How does Pirelli’s involvement with F1 translate to their street car business?
“The main benefit is the increase in simulation work that goes on with our tire design, particularly in the area of structural design. We use simulation in the analysis of our new tire models and how they work with various manufacturers cars. It’s the exact same simulations we use in F1 and the road car business is going very much in that direction as it looks for decreased development times. Honestly I envisage in 10 years time that probably all types of tires for road cars will be developed exclusively in this manner. F1 helps us to be at the leading edge of that.
Using simulation for development also means when you actually put the wheels on the ground of a new vehicle, that you get a tire that is very close or is much closer too what the final product is going to be therefore reducing both times and costs.
So our involvement in F1 does have a lot of benefits that are genuine technology boosts that translate to the road car. That’s not a marketing line. I won’t tell you that you can bolt on the set of F1 tires on your street car and go faster, but there are aspects of our top of the line street tire (the Trofeo R) that we were using seven or eight years ago in GT racing.
I mean look, you’ve now got road cars with a 1,000 brake horsepower like the La Ferrari and McLaren P1 that are maybe touching on performance that you might have seen a few years ago in GT racing, if not greater. The crossover point between the world of motorsports and road vehicles today is getting ever closer and closer.”
Later, while on the road with Pirelli’s Rafael Navarro (I was trying my best to kill him at the time by driving on the wrong side of the road in the UK in a left-hand drive McLaren 650S) I got to see some of the other ways Pirelli is different post-F1.
Pirelli recently launched the PZero World store in Los Angles. Navarro says that the only way the PZero World concept exists is because of the company’s experience in F1. “We learned so much by being in F1,” he said. “Both from a technology standpoint but also a customer service standpoint. We are a supplier to F1 and F1 is by far the most demanding customer you could ever have. We’ve learned, during our involvement with them, how to better work with all of our customers.”
So they opened a tire store. Big deal, right? What does this mean in practice? While we were driving, Navarro got a text from a very stranded fellow by the name of Chris Harris who had just suffered a puncture while testing the new Bentley Bentayga. (My guess is he was trying to drift it.)
The big Bentley took a very unusual size Pirelli Scorpion tire and it was looking like Harris would be stranded in an otherwise very lovely Colorado mountain town for some time. But minutes after receiving the text Navarro had secured the necessary tire and got one of the local dealers hoof it out to save the day.
I’m not Chris Harris (and my guess is neither are you, unless you are actually, in fact, Chris Harris), and I’m not likely to get Pirelli’s top brass to come out and change a flat on my Dodge Neon. But at least to me, it feels like Pirelli is trying to be different. Whether that’s just a shift in corporate philosophy, or actually a side benefit from their involvement in F1, or a bit of both, remains to be seen.

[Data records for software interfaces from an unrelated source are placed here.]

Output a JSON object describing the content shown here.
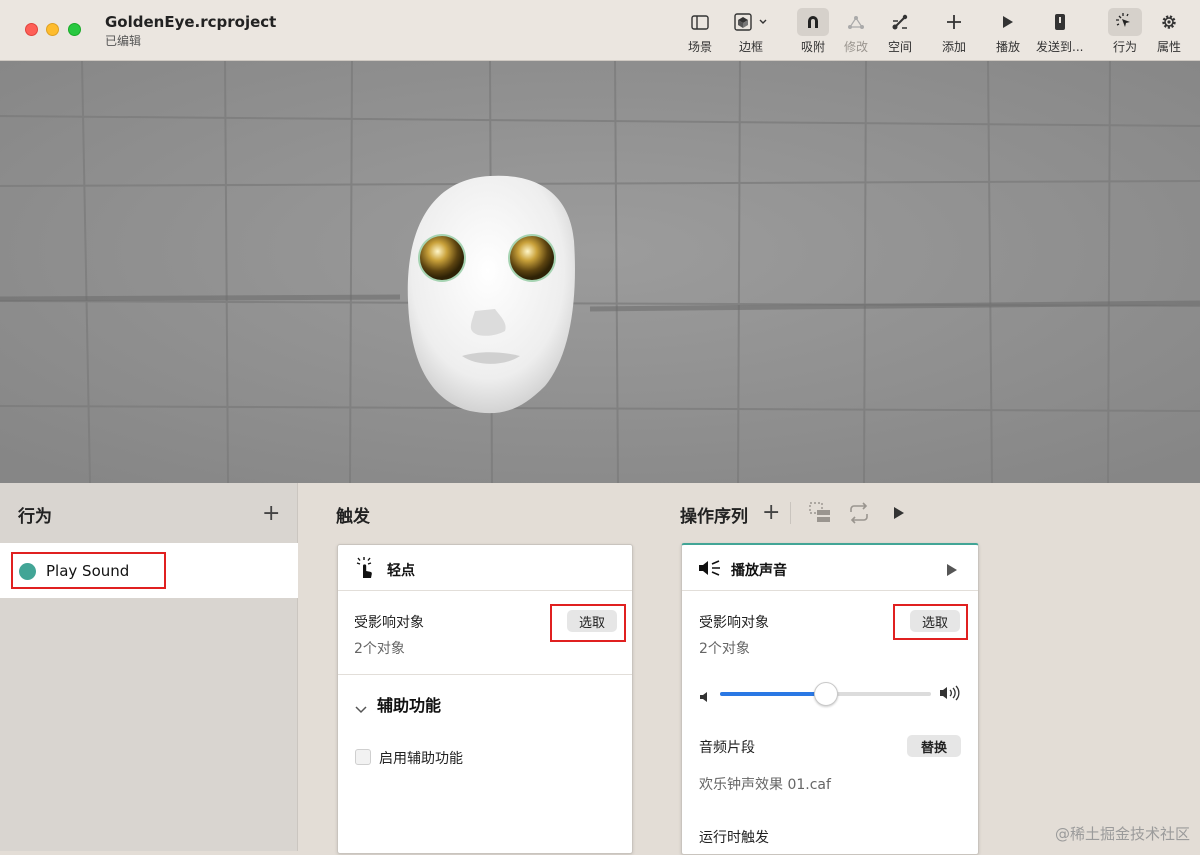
{
  "window": {
    "title": "GoldenEye.rcproject",
    "subtitle": "已编辑"
  },
  "toolbar": {
    "scene": "场景",
    "bounds": "边框",
    "snap": "吸附",
    "modify": "修改",
    "space": "空间",
    "add": "添加",
    "play": "播放",
    "send": "发送到...",
    "behaviors": "行为",
    "properties": "属性"
  },
  "behaviors_panel": {
    "title": "行为",
    "items": [
      {
        "label": "Play Sound",
        "color": "#42a596"
      }
    ]
  },
  "trigger": {
    "section_title": "触发",
    "card_title": "轻点",
    "affected_label": "受影响对象",
    "choose_label": "选取",
    "count": "2个对象",
    "accessibility_title": "辅助功能",
    "accessibility_checkbox": "启用辅助功能"
  },
  "action_sequence": {
    "section_title": "操作序列",
    "card_title": "播放声音",
    "affected_label": "受影响对象",
    "choose_label": "选取",
    "count": "2个对象",
    "volume": 0.5,
    "audio_clip_label": "音频片段",
    "replace_label": "替换",
    "audio_file": "欢乐钟声效果 01.caf",
    "runtime_trigger_label": "运行时触发"
  },
  "watermark": "@稀土掘金技术社区",
  "colors": {
    "accent": "#2a78e4",
    "highlight": "#e02020",
    "behavior_dot": "#42a596"
  }
}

This upcoming season will be a massive test for Pirelli. If the new tire has the same teething dramas as before, then I’m sure a rethink of their F1 involvement will be quick in coming. If, however, the new rubber hits the ground performing the way the Pirelli brass have said it will thanks to their improved testing regimen, then the company may well be vindicated for their past struggles and their involvement in F1 seen as a masterstroke.
Either way, even before reach the end of this season, I’m already looking forward to 2017.
Robb Holland races in the British Touring Car Championship for Rotek Racing. He’s a Jalopnik contributor who basically lives at the Nürburgring most of the year. He is also the tallest man in Germany.